Pentagon Clarifies Panetta’s Remarks Regarding Osama Bin Laden’s Hideout In Pakistan

The United States still believes that Pakistani officials were unaware about the presence of Osama bin Laden’s hideout in Abbottabad, says the Pentagon while commenting on Secretary of Defence Leon Panetta’s statement that somebody “somewhere probably had that knowledge”.

Pentagon clarifies Panetta’s remarks

WASHINGTON: The United States still believes that Pakistani officials were unaware about the presence of Osama bin Laden’s hideout in Abbottabad, says the Pentagon while commenting on Secretary of Defence Leon Panetta’s statement that somebody “somewhere probably had that knowledge”.

US Defence Secretary Leon Panetta.

Pentagon Press Secretary George Little said the interview, which quoted Mr Panetta as making this claim was old and the US was uncertain about the presence of Osama in Pakistan at the time of the interview.

“Secretary Panetta made clear his belief — which other senior US officials have also expressed — that Osama bin Laden had some kind of support network within Pakistan,” Mr Little said.

“The secretary indicated in the same interview that he had seen no evidence that Bin Laden was supported by the Pakistani government or that senior Pakistani officials knew he was hiding in the Abbottabad compound. Since the Bin Laden operation, Secretary Panetta and his colleagues in the government have been working hard to improve US-Pakistani relations.”

Diplomatic observers in Washington, however, see Mr Panetta’s interview against the backdrop of the ongoing tensions between the United States and Pakistan.

They believe that both countries are entering a decisive phase for redefining their relations after months of tensions, which started with the May 2 US raid on Bin Laden’s compound and reached unprecedented heights with the November 26 Nato strike that killed 24 Pakistani soldiers in Mohmand.

Pakistan’s new ambassador to the United States, Sherry Rehman, also hinted at this in her first address to the Pakistani-American community this weekend.

“A comprehensive parliamentary review, now in its final phase, will establish new principles for this relationship, resetting the bilateral relationship in a transparent, consistent and predictable manner,” she said.

“The Pakistani government is involved in an internal review of its relations with the United States, and we will wait for them to complete this process,” said US State Department spokesperson Victoria Nuland while stressing that Washington wanted to rebuild a strong relationship with Islamabad, “which is beneficial to both”.

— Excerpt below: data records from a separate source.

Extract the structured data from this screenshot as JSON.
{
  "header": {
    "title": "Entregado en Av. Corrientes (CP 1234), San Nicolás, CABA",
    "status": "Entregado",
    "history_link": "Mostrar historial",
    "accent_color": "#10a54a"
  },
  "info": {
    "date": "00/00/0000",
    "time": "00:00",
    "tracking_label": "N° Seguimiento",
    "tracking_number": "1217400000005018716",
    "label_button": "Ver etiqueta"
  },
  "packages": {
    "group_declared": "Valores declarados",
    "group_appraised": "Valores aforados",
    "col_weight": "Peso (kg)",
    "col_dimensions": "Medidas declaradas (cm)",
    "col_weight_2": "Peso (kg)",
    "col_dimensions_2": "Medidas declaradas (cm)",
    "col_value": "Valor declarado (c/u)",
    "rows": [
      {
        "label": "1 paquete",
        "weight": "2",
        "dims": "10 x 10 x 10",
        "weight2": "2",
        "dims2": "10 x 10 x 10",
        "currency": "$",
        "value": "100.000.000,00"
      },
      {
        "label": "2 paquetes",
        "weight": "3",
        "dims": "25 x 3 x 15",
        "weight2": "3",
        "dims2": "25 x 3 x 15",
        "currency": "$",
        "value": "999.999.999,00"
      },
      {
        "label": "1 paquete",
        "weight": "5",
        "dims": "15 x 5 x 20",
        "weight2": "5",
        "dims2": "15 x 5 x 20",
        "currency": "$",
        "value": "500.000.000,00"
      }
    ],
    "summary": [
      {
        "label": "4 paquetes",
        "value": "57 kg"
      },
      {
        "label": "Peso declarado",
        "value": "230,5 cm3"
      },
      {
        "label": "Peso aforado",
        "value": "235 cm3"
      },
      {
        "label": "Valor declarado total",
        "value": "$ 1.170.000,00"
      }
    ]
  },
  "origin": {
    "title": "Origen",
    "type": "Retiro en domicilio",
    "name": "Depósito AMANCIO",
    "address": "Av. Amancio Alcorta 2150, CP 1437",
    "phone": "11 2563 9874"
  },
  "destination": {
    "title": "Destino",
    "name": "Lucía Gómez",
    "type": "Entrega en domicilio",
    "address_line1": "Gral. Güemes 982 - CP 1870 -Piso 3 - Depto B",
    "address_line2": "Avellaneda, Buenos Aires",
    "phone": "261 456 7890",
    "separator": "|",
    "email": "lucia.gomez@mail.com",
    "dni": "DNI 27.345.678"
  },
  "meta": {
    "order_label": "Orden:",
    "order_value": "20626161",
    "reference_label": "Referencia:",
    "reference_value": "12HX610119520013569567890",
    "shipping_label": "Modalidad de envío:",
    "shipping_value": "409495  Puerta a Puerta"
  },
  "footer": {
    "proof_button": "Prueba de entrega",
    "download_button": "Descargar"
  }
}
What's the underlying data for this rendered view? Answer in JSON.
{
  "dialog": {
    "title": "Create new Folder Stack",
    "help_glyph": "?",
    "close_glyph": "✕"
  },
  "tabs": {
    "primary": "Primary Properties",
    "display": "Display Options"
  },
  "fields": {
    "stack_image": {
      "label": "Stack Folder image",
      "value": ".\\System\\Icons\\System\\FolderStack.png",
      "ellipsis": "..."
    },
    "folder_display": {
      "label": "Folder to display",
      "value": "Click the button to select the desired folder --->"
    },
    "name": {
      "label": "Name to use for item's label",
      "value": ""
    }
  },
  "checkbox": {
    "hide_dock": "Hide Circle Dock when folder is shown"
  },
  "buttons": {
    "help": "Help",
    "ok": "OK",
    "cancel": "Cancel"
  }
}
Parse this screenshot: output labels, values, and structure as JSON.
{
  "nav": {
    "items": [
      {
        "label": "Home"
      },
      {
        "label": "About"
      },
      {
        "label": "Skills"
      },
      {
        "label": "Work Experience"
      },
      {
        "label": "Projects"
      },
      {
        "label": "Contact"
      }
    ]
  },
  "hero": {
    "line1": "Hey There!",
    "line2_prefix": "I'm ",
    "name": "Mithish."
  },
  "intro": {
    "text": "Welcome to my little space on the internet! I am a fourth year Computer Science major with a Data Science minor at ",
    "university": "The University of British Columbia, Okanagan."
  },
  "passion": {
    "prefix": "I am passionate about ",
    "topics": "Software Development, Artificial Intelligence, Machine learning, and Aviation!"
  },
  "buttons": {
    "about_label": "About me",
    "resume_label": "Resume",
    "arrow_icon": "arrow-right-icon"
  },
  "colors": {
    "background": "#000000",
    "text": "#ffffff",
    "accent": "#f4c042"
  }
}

Diplomatic observers in Washington believe that both sides are now spelling out various issues they want settled before a final framework for the new relationship is defined.

They point out that in the same interview in which Mr Panetta discussed the support network that Osama bin Laden might have had in Pakistan, he also emphasised that Islamabad would “ultimately” have to release Dr Shakil Afridi, a physician who helped the CIA trace the Al Qaeda chief.

“Dr Afridi’s release may be part of the demands the United States would like to be met before a new relationship is finalised,” said a diplomatic observer, “or he may be a bargaining chip for something bigger. We do not know yet”.

Ambassador Rehman, however, did not get into “details” discussed in Washington’s diplomatic circles.

Instead, she stressed an important point that she spoke as a representative of “one united government” including the country’s defence establishment.

“The elected government will stand firm in its resolve to protect our military, when our soldiers are martyred in the line of duty, as they were on the border post of Salala (on Nov 26,) which has triggered a review in our relationship,” she said.

This surprised many in the audience who were not used to seeing the Pakistani ambassador defend the country’s armed forces.

“What we are doing here is to tell our American friends that our future relationship will look after the interests of all government institutions, including the armed forces,” the diplomat said.

“We want to remain friends with the United States and we want a strong relationship that is equal, sovereign, based on mutual respect and shared values,” Ambassador Rehman explained.

She said she had not come to Washington with a grievance narrative, but to explain Pakistan’s desire to become economic and political partner of the United States and not just a battlefield ally.